"Bioactive borate glass has been recognized to have both hard and soft tissue repair and regeneration capabilities through stimulating both osteogenesis and angiogenesis. However, the underlying physiological and cellular mechanism behind this function remains unclear. In this study, in vitro dynamic flow modules were designed to mimic the micro-environment near the vascular depletion and hyperplasia area in wound-healing regions, and were used to investigate the biocompatibility and functionality of borate glass nano-/micro-fibers. Glass-cell interactions were investigated either by dosing fibers to the upstream of or co-cultured with cells, and two types of borate glasses (with or without CuO/ZnO doped were compared with a silicate-based one.
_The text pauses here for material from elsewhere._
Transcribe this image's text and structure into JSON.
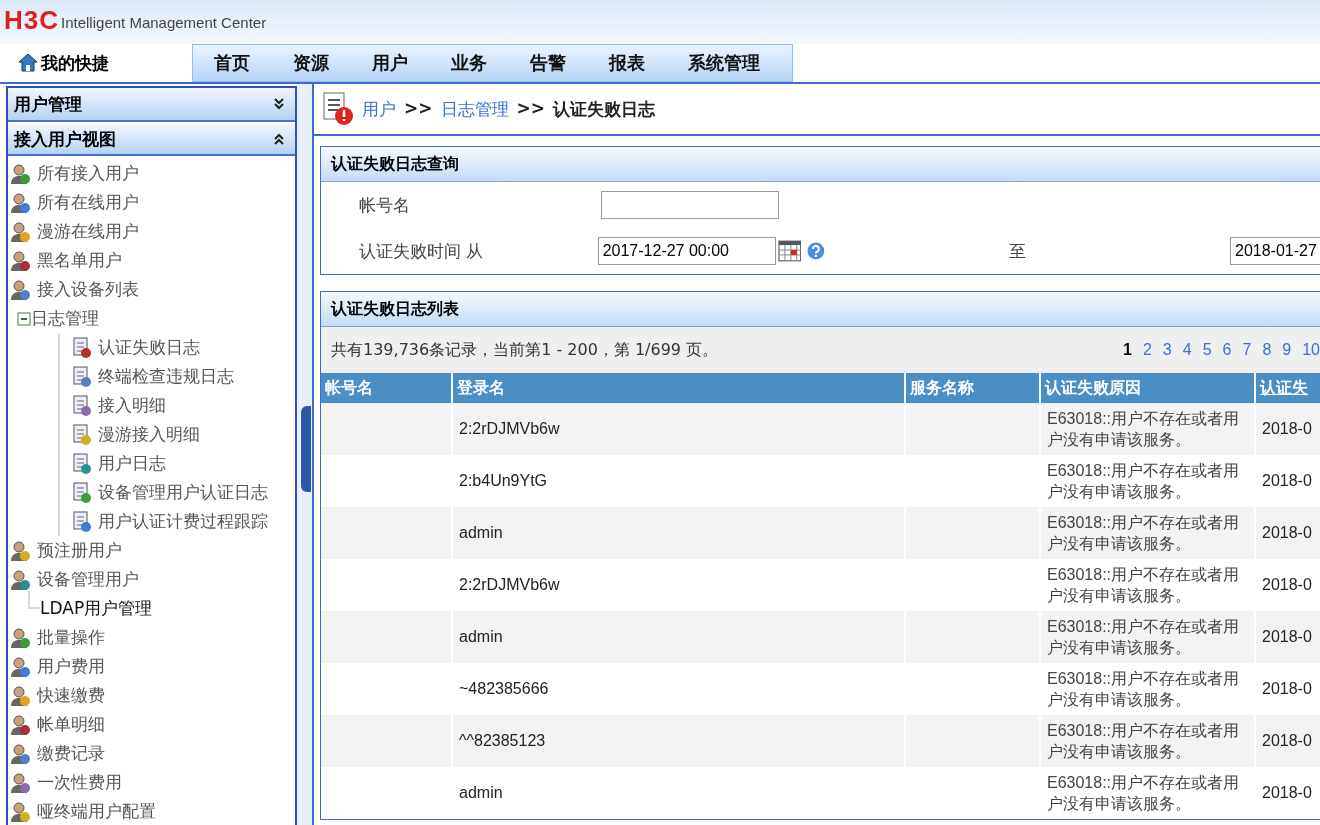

The results showed substantial dissolution of fibers in the cell medium, with both elemental ions (boron, sodium and potassium) releasing and calcium/phosphate deposition onto fiber residues reflected by SEM images and EDS analysis. Positive effects revealed by better mitochondrial activity were observed on cells treated with three types of fibers, and cells exposed to the borate copper/zinc containing 1605 fibers were found to have the most salutary influence. Meanwhile, the results demonstrated that 1605 can better stimulate VEGF secretion over the other two with dual-chamber configuration at 0.5 mL/h and with single-chamber configuration at 1.0 mL/h. These results may indicate a potentially significant mechanism of wound-healing with regard to angiogenesis enhancement"--Abstract, page iv.
M.S. in Chemistry
Missouri University of Science and Technology
Journal article titles appearing in thesis/dissertation
- Stimulated secretion of vascular endothelial growth factor (VEGF) by bioactive borate glass nano-/micro- fibers under dynamic conditions
ix, 31 pages
© 2015 Sisi Chen, All rights reserved.
Thesis - Open Access
Electronic OCLC #
Chen, Sisi, "In vitro study of wound-healing capabilities of bioactive glass fibers under various culture conditions" (2015). Masters Theses. 7703.